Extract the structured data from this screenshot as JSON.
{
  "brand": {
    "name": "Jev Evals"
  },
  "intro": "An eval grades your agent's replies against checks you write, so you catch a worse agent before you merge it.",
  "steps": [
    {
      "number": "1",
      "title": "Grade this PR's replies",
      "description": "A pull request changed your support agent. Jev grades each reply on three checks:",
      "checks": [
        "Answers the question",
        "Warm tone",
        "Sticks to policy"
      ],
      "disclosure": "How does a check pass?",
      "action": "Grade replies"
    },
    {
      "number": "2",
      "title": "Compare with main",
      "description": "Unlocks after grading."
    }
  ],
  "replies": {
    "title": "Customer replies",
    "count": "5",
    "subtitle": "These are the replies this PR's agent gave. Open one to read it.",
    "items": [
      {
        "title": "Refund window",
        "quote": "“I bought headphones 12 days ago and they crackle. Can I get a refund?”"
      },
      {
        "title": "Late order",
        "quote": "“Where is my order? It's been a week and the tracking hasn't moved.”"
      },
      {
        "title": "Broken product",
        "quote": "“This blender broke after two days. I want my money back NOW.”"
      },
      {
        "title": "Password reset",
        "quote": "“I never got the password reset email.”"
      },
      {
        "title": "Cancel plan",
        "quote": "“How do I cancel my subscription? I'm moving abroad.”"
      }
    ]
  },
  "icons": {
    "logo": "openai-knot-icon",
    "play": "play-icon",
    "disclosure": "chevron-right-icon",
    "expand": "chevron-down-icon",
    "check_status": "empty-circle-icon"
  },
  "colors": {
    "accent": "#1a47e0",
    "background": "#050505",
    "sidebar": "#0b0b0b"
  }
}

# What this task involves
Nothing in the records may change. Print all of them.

# Task response
Extract the structured data from this screenshot as JSON.
{
  "brand": {
    "name": "Jev Evals"
  },
  "intro": "An eval grades your agent's replies against checks you write, so you catch a worse agent before you merge it.",
  "steps": [
    {
      "number": "1",
      "title": "Grade this PR's replies",
      "description": "A pull request changed your support agent. Jev grades each reply on three checks:",
      "checks": [
        "Answers the question",
        "Warm tone",
        "Sticks to policy"
      ],
      "disclosure": "How does a check pass?",
      "action": "Grade replies"
    },
    {
      "number": "2",
      "title": "Compare with main",
      "description": "Unlocks after grading."
    }
  ],
  "replies": {
    "title": "Customer replies",
    "count": "5",
    "subtitle": "These are the replies this PR's agent gave. Open one to read it.",
    "items": [
      {
        "title": "Refund window",
        "quote": "“I bought headphones 12 days ago and they crackle. Can I get a refund?”"
      },
      {
        "title": "Late order",
        "quote": "“Where is my order? It's been a week and the tracking hasn't moved.”"
      },
      {
        "title": "Broken product",
        "quote": "“This blender broke after two days. I want my money back NOW.”"
      },
      {
        "title": "Password reset",
        "quote": "“I never got the password reset email.”"
      },
      {
        "title": "Cancel plan",
        "quote": "“How do I cancel my subscription? I'm moving abroad.”"
      }
    ]
  },
  "icons": {
    "logo": "openai-knot-icon",
    "play": "play-icon",
    "disclosure": "chevron-right-icon",
    "expand": "chevron-down-icon",
    "check_status": "empty-circle-icon"
  },
  "colors": {
    "accent": "#1a47e0",
    "background": "#050505",
    "sidebar": "#0b0b0b"
  }
}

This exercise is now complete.